Into this scary situation in a gentile village stepped Jesus, who ordered the demons into a bunch of pigs (about $2 million worth of pork!), sending them into the sea where they drowned.
There is a lot to be learned here, certainly. For one, this man—once possessed—becomes the first person to share the story of Jesus with gentiles. Interesting stuff.
What I missed about this story is that immediately before reaching the country of the Gerasenes, Jesus faced a storm. This is the famous storm where Jesus says, “Hush, be still,” calming the winds and stunning the disciples.
I overlooked this connection because of a chapter break, which obviously was not in the original text.
Did the enemy produce this storm because he knew Jesus was about to perform one of His most powerful miracles and open His message to the gentiles for the first time? I don’t know, but it is an interesting question.
What we do know is that immediately after the storm, Jesus seized an incredible opportunity.
Perhaps this is more of a devotional than a column. But they call me a senior writer, so I get some flexibility.
Two years ago, Cuba, Missouri experienced a storm. The creek near Lifeline Pregnancy Center overflowed its banks and poured into the center. In short, Lifeline was forced to leave the office they had rented since opening.
But because of the storm, many of you chipped in to help. While there will be more to the story, Lifeline now has a new, expanded facility to serve clients more effectively, offering more services. They own this home, with a payment lower than the rent they paid in their former facility.
Today, opportunities abound for Lifeline. Because of a storm.

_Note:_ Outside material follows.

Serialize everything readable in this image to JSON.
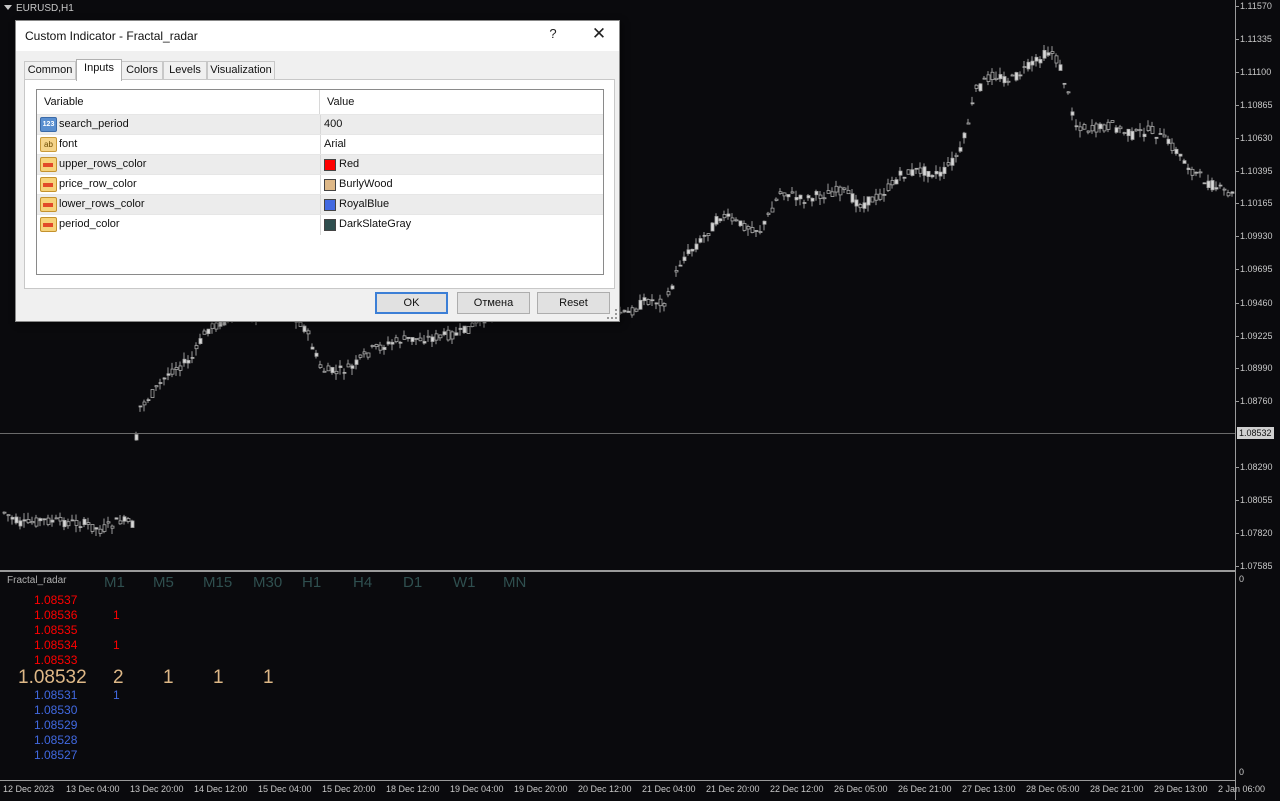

Allow me to rephrase (and say the same thing): A storm—something we as humans automatically see as a negative event—created a wonderful opportunity for executive director Lori Amato and a ministry seeking to change lives and save lives.
The question for all of us in the pregnancy help community is, whether figurative or literal, “How do we view a storm?”
Tweet This: The question for all of us in the pregnancy help community is, “How do we view a storm?” #prolife @kirkwalden
Every time our organizations face a storm, we can choose. We can choose to fret, we can choose to curse the enemy who caused the storm (and let’s be honest, there is an enemy out there)...or we can choose to ask, “Is there an opportunity here to help us advance our mission?”
Friends, in our work we can count on storms. Like Lifeline, we may experience natural disasters. Or, the storms may come through opposition to our work, financial challenges, or other reasons. The storms are real, and we can never take storms lightly.
It would be nice to say that whenever a storm comes, we can tap-dance through the waves and wind with platitudes like, “God’s got this!” It’s true, He does know the storm and His Son might calm the storm with “Hush, be still.”
But sometimes, the storm lasts. And lasts.
The good news is that at some point every storm ceases. When it does, we must embrace the opportunities on the other side. Lori Amato and her team did just that. It’s an example all of us can follow.